Our main guest today was actress Diamand Bou Abboud who plays Chirinne in the Lebanese drama series Ruby aired on LBCI.
She talked to us about the challenges of playing such a role and shared with us the research she did prior to the filming to be able to portray a person with a handicap.
Our next guest was nutrition expert Christelle Bedrossian who talked about gender differences in weight loss. Men and women have two different body types.
Men tend to be apple shaped, storing more body fat in the upper body, known as central fat. Women tend to be pear shaped, storing more fat in the hips and thighs (known as “peripheral” fat), and beneath the layer of skin, which is called “subcutaneous” fat. This explains why women also tend to have visible cellulite more often than men.
Women have seven to ten percent more body fat than men and less muscle mass.
Muscle burns more calories than fat: this difference in body composition means that men have higher metabolic rates – they burn more calories – and will need more calories, about 300 more per day, than women of comparable weights.
Not all fat is created equal. Where body fat is stored can make a big difference in both how risky it is to your health, and in how easy it is to lose. Central fat represents a greater health risk, but is easier to lose than peripheral fat. This is because visceral fat, which is metabolically active, is the body’s preferred energy source when fat is burned as fuel. Therefore, men and women who are “apple” shaped will have an easier time losing fat—especially in the beginning. This doesn’t mean that it’s impossible to lose subcutaneous or peripheral fat. If you maintain a caloric deficit, your body will burn fat from wherever you have it stored. In general, most people lose fat deposits in a “first on, last off” pattern.
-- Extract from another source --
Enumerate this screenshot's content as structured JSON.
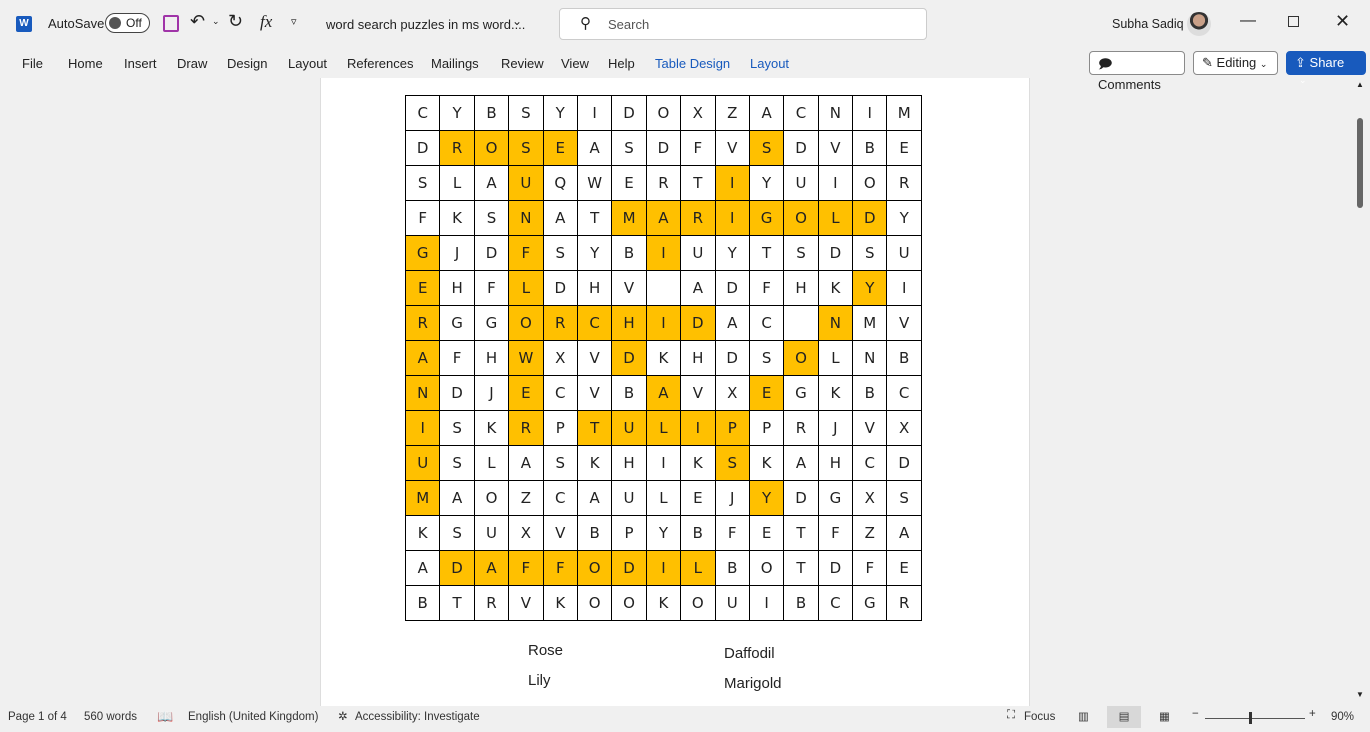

We also met with Vice-President of AUT foreign affairs Marcel Hinain and Dean of the faculty of applicative science of AUT Dr. Hadi Tabbara to talk about the upcoming conference on water management. The conference is under the auspices of the Ministry of Energy and Water and includes international guests, especially one from UNESCO Institute for Water Education in Holland, one of the best research centers in the world. The conference is meant to help our policy makers learn from the experiences of Arab and regional water management expertise. It is open to all, scientists, university students, policy makers and the press of course.
Director Wissam Charaf dropped by to talk about his documentary It’s All in Lebanon that will be showing at Metropolis theater starting the 31st of May.
The movie takes place 17 years after the civil war, the Christians, the Muslims, the Israeli invasion, the Syrian ocupation, the Palestinian cause and the 200,000 victims, we thought it was over. For us survivors, the end of the war meant the beginning of peace.
This film tries to retrace, since the end of the Lebanese civil war, the path of a country where war has never ceased to exist, through the image culture of the main protagonists and enemy brothers of post-war Lebanon.How do Pop and Propaganda co-exist? Why is Beirut the capital of Arab showbiz, for the better and the worst? Pin-up icons or icons of war heroes ? Icons of reconstruction and money or icons of the resistance and war “till the liberation of Jerusalem”? And most of all, why, 20 years after the official end of the war, have we not been capable of building a nation ?
Hope you enjoyed today’s episode
See you tomorow,
Helwi El Hayet
Follow us on Twitter: @HelwiElHayet